**Records supplied**
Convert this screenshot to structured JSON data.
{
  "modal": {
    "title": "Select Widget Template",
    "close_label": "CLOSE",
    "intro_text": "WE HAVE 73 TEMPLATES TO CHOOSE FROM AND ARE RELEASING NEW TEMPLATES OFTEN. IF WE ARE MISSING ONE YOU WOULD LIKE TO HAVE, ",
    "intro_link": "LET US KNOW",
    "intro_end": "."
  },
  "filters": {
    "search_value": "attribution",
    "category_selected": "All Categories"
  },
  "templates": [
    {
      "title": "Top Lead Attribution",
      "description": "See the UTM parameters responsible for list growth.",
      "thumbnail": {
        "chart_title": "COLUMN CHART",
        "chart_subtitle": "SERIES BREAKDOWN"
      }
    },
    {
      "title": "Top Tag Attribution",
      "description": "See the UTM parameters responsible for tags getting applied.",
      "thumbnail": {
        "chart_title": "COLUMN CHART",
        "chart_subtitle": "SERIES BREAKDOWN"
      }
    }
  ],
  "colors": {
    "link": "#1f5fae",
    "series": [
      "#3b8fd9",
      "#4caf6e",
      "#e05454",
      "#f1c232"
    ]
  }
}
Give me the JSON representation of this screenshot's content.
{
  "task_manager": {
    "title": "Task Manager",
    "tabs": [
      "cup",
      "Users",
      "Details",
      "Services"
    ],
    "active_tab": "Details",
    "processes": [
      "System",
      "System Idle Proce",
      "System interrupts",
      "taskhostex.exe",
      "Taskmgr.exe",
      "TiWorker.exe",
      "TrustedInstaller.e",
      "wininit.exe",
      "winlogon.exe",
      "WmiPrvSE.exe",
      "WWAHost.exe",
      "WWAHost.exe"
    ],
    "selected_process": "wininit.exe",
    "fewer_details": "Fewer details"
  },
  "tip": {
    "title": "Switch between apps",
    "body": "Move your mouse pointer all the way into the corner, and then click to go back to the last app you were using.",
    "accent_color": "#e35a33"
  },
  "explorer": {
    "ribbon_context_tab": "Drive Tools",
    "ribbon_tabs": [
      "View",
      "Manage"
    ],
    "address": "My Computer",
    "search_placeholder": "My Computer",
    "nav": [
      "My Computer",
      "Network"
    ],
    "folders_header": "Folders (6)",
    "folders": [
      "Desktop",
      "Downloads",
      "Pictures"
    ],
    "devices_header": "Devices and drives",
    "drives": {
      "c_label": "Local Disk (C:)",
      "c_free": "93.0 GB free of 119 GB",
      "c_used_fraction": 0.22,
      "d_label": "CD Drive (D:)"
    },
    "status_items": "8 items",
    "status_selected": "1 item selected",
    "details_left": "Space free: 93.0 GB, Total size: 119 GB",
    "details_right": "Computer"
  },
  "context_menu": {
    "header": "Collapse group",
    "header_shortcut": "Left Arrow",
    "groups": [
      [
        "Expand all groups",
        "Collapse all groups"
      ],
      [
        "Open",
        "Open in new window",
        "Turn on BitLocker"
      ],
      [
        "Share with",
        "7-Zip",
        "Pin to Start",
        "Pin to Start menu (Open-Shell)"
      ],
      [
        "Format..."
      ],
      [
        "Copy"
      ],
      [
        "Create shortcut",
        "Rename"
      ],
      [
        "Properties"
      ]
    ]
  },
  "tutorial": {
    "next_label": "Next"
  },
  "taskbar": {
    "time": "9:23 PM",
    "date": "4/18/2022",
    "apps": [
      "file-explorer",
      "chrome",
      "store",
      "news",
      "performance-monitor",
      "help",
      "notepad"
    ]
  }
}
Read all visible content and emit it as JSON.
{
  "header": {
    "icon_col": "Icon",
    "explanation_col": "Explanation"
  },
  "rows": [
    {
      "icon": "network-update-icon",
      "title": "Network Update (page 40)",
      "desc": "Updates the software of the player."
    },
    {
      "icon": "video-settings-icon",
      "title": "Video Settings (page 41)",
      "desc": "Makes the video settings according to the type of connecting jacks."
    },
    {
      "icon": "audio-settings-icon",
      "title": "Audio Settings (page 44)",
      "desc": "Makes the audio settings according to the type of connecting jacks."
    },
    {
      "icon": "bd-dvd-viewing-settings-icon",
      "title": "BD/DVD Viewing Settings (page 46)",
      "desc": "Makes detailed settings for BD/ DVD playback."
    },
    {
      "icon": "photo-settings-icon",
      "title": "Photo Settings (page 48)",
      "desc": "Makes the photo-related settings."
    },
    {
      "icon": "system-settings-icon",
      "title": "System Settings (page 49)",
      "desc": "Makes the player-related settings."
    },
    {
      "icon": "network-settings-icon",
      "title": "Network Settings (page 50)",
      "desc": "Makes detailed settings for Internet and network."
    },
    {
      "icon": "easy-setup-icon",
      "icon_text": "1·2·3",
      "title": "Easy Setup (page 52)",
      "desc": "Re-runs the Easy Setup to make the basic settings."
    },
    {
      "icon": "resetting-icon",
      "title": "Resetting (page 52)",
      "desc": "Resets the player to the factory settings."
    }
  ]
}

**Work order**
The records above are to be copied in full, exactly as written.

**Solution to this problem**
Convert this screenshot to structured JSON data.
{
  "modal": {
    "title": "Select Widget Template",
    "close_label": "CLOSE",
    "intro_text": "WE HAVE 73 TEMPLATES TO CHOOSE FROM AND ARE RELEASING NEW TEMPLATES OFTEN. IF WE ARE MISSING ONE YOU WOULD LIKE TO HAVE, ",
    "intro_link": "LET US KNOW",
    "intro_end": "."
  },
  "filters": {
    "search_value": "attribution",
    "category_selected": "All Categories"
  },
  "templates": [
    {
      "title": "Top Lead Attribution",
      "description": "See the UTM parameters responsible for list growth.",
      "thumbnail": {
        "chart_title": "COLUMN CHART",
        "chart_subtitle": "SERIES BREAKDOWN"
      }
    },
    {
      "title": "Top Tag Attribution",
      "description": "See the UTM parameters responsible for tags getting applied.",
      "thumbnail": {
        "chart_title": "COLUMN CHART",
        "chart_subtitle": "SERIES BREAKDOWN"
      }
    }
  ],
  "colors": {
    "link": "#1f5fae",
    "series": [
      "#3b8fd9",
      "#4caf6e",
      "#e05454",
      "#f1c232"
    ]
  }
}
Give me the JSON representation of this screenshot's content.
{
  "task_manager": {
    "title": "Task Manager",
    "tabs": [
      "cup",
      "Users",
      "Details",
      "Services"
    ],
    "active_tab": "Details",
    "processes": [
      "System",
      "System Idle Proce",
      "System interrupts",
      "taskhostex.exe",
      "Taskmgr.exe",
      "TiWorker.exe",
      "TrustedInstaller.e",
      "wininit.exe",
      "winlogon.exe",
      "WmiPrvSE.exe",
      "WWAHost.exe",
      "WWAHost.exe"
    ],
    "selected_process": "wininit.exe",
    "fewer_details": "Fewer details"
  },
  "tip": {
    "title": "Switch between apps",
    "body": "Move your mouse pointer all the way into the corner, and then click to go back to the last app you were using.",
    "accent_color": "#e35a33"
  },
  "explorer": {
    "ribbon_context_tab": "Drive Tools",
    "ribbon_tabs": [
      "View",
      "Manage"
    ],
    "address": "My Computer",
    "search_placeholder": "My Computer",
    "nav": [
      "My Computer",
      "Network"
    ],
    "folders_header": "Folders (6)",
    "folders": [
      "Desktop",
      "Downloads",
      "Pictures"
    ],
    "devices_header": "Devices and drives",
    "drives": {
      "c_label": "Local Disk (C:)",
      "c_free": "93.0 GB free of 119 GB",
      "c_used_fraction": 0.22,
      "d_label": "CD Drive (D:)"
    },
    "status_items": "8 items",
    "status_selected": "1 item selected",
    "details_left": "Space free: 93.0 GB, Total size: 119 GB",
    "details_right": "Computer"
  },
  "context_menu": {
    "header": "Collapse group",
    "header_shortcut": "Left Arrow",
    "groups": [
      [
        "Expand all groups",
        "Collapse all groups"
      ],
      [
        "Open",
        "Open in new window",
        "Turn on BitLocker"
      ],
      [
        "Share with",
        "7-Zip",
        "Pin to Start",
        "Pin to Start menu (Open-Shell)"
      ],
      [
        "Format..."
      ],
      [
        "Copy"
      ],
      [
        "Create shortcut",
        "Rename"
      ],
      [
        "Properties"
      ]
    ]
  },
  "tutorial": {
    "next_label": "Next"
  },
  "taskbar": {
    "time": "9:23 PM",
    "date": "4/18/2022",
    "apps": [
      "file-explorer",
      "chrome",
      "store",
      "news",
      "performance-monitor",
      "help",
      "notepad"
    ]
  }
}
Read all visible content and emit it as JSON.
{
  "header": {
    "icon_col": "Icon",
    "explanation_col": "Explanation"
  },
  "rows": [
    {
      "icon": "network-update-icon",
      "title": "Network Update (page 40)",
      "desc": "Updates the software of the player."
    },
    {
      "icon": "video-settings-icon",
      "title": "Video Settings (page 41)",
      "desc": "Makes the video settings according to the type of connecting jacks."
    },
    {
      "icon": "audio-settings-icon",
      "title": "Audio Settings (page 44)",
      "desc": "Makes the audio settings according to the type of connecting jacks."
    },
    {
      "icon": "bd-dvd-viewing-settings-icon",
      "title": "BD/DVD Viewing Settings (page 46)",
      "desc": "Makes detailed settings for BD/ DVD playback."
    },
    {
      "icon": "photo-settings-icon",
      "title": "Photo Settings (page 48)",
      "desc": "Makes the photo-related settings."
    },
    {
      "icon": "system-settings-icon",
      "title": "System Settings (page 49)",
      "desc": "Makes the player-related settings."
    },
    {
      "icon": "network-settings-icon",
      "title": "Network Settings (page 50)",
      "desc": "Makes detailed settings for Internet and network."
    },
    {
      "icon": "easy-setup-icon",
      "icon_text": "1·2·3",
      "title": "Easy Setup (page 52)",
      "desc": "Re-runs the Easy Setup to make the basic settings."
    },
    {
      "icon": "resetting-icon",
      "title": "Resetting (page 52)",
      "desc": "Resets the player to the factory settings."
    }
  ]
}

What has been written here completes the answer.